Navigator – 2nd Lieutenant Millard John Kesler – P/W Stalag Luft 3
Bombardier – 1st Lieutenant Charles H. Madgley – believed to be a P/W
Engineer – Technical Sergeant William S. Nelson – P/W Italy, unstated
Assistant Engineer – staff sergeant Joseph E. Maleski – escaped but recaptured
Right Waist Gunner – Captain Nicholas Cladakis – believed KIA
Left Waist Gunner – Technical Sergeant Clarence H. Guyder – P/W Italy, unstated
Turret Gunner – Technical Sergeant Jackson M. Hughins – P/W Stalag 8B
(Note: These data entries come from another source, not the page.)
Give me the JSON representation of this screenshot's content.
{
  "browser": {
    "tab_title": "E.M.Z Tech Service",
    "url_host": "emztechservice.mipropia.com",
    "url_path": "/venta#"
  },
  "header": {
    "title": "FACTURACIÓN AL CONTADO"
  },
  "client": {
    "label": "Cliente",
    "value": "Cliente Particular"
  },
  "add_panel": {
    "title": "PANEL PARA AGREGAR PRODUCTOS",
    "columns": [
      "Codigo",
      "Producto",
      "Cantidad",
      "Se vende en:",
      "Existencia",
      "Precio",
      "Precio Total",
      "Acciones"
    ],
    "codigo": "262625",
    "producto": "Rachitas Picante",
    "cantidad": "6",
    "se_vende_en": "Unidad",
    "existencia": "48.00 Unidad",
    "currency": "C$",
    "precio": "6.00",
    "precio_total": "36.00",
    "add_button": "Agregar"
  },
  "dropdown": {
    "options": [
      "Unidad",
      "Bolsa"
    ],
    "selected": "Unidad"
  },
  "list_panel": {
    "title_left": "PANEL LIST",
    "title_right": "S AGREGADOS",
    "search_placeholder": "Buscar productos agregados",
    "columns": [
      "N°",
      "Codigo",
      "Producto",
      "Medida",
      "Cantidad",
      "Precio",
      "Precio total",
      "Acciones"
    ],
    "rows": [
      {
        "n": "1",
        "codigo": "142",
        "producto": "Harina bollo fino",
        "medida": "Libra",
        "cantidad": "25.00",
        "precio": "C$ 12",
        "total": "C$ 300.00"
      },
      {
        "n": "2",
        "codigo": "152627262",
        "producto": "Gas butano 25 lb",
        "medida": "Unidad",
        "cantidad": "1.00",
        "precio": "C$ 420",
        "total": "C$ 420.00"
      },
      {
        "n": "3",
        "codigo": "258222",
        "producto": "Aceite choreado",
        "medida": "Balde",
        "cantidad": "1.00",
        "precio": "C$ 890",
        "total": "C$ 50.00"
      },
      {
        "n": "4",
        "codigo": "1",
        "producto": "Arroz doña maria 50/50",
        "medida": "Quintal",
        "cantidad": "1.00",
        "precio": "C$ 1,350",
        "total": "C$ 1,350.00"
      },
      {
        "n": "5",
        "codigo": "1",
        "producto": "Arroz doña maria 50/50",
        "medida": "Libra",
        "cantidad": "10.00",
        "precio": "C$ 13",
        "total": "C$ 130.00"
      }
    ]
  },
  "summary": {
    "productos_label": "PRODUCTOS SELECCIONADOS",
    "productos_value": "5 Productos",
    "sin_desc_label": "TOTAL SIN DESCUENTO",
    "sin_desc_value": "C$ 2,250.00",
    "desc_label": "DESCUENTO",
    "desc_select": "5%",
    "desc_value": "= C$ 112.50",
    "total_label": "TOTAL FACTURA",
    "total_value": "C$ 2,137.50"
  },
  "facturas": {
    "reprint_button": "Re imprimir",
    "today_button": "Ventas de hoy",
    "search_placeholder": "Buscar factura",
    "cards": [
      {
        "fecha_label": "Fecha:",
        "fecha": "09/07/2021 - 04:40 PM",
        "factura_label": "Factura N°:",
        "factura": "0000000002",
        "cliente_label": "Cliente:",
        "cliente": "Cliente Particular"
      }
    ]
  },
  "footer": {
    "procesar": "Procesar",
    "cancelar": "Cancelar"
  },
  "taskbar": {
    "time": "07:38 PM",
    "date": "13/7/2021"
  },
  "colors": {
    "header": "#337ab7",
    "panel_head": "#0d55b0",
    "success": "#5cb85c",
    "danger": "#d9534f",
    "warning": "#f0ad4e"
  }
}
As the plane was 20 minutes off the target, flying at 22,000 feet, and, with one engine not functioning, it was attacked by ME-109’s. The bomb run was made and the aircraft was hit heavily by ack-ack and was being followed by pursuit ships which knocked the other engine out and set the wing on fire. One of the pursuit ships also hit the left stabilizer. The signal was given for the crew to bail out. Sergeant Valentine’s foot was caught in the tail turret and Lieutenant Rose, who had set the controls to keep the ship from spinning, assisted him in bailing out.
Capture by Italians
Upon landing in a field a little to the south of Bari, Sergeant Valentine was immediately surrounded by Italian soldiers and civilians. There was no chance for him to run away and he was taken to a hospital at Gioia del Colle along with Lieutenant Grace, whose leg was broken, Sergeant Guyder, who had broken bones, Sergeant Nelson and Sergeant Hughins, whose hand was injured. They were kept under guard by the Italians during the nine days they were in this hospital and underwent interrogation by Italian military authorities. From there they were taken to Bari, confined to a small hut and had a further and much more rigid interrogation.
On 3 August 1943, the Americans were taken to Poggio Mirteto where they remained until about 20 August 1943, when they were transferred to Camp 59. Sergeant Valentine had no further information in regard to conditions in this camp other than has previously been reported.
Escape from Camp 59
In the English battle dress Sergeant Valentine, on 14 September 1943, left the camp with five other escapists and joined another group of nine in the environs of the camp. The group was sighted by German patrols who started shooting and who were successful in recapturing 11 of the men. Sergeant Valentine and two others got away and started off in a southerly direction, avoiding all large sized towns and main highways. For 36 days he made his way south through Ascoli, Penne, the environs of Chieti, Cassali, Civita Campomarono and into Marono. He obtained food and shelter from many Italian civilians and farmers along the way and was able to trade his English battle dress for civilian clothes to effect a better disguise. From an Italian he obtained a good road map and from another Italian about 100 lira. On his travels he observed many German troop movements but had no personal contact with German soldiers. The night before he got to the Allied lines he met an Italian who guided him across the battle area to an advance post on the British 8th Army. From there he was taken to Casacalenda and then returned to his base in Tunis.
Sergeant Valentine stated that the money given to air crews is in denominations that are too large for practical purposes. He said there would be no chance of changing them in isolated areas and that small amounts, such as 15 to 25 lire, could be used to better advantage when dealing with the Italian civilians.
He also stated that maps and money should be secretly concealed in clothing. He suggested the heels and soles of shoes, because in very rare instances where shoes taken away or searched. He also stated that aviators, when starting out on a mission, should always wear GI shoes and not lightweight civilian shoes. The going is very rough and he observed men without their GI shoes having a very difficult time.
The lack of knowing a few simple Italian words and phrases was a serious handicap to him in obtaining information from the Italians. Sergeant Valentine suggested that in briefing at their bases, that air crews be given a short but practical course in Italian. He feels that a half an hour a day for two weeks would be of considerable benefit to air men.
I can’t thank everyone who contributed, gathered all the information and took the time and effort to give all the families this knowledge and understanding!
Pamela Sanning Scroggins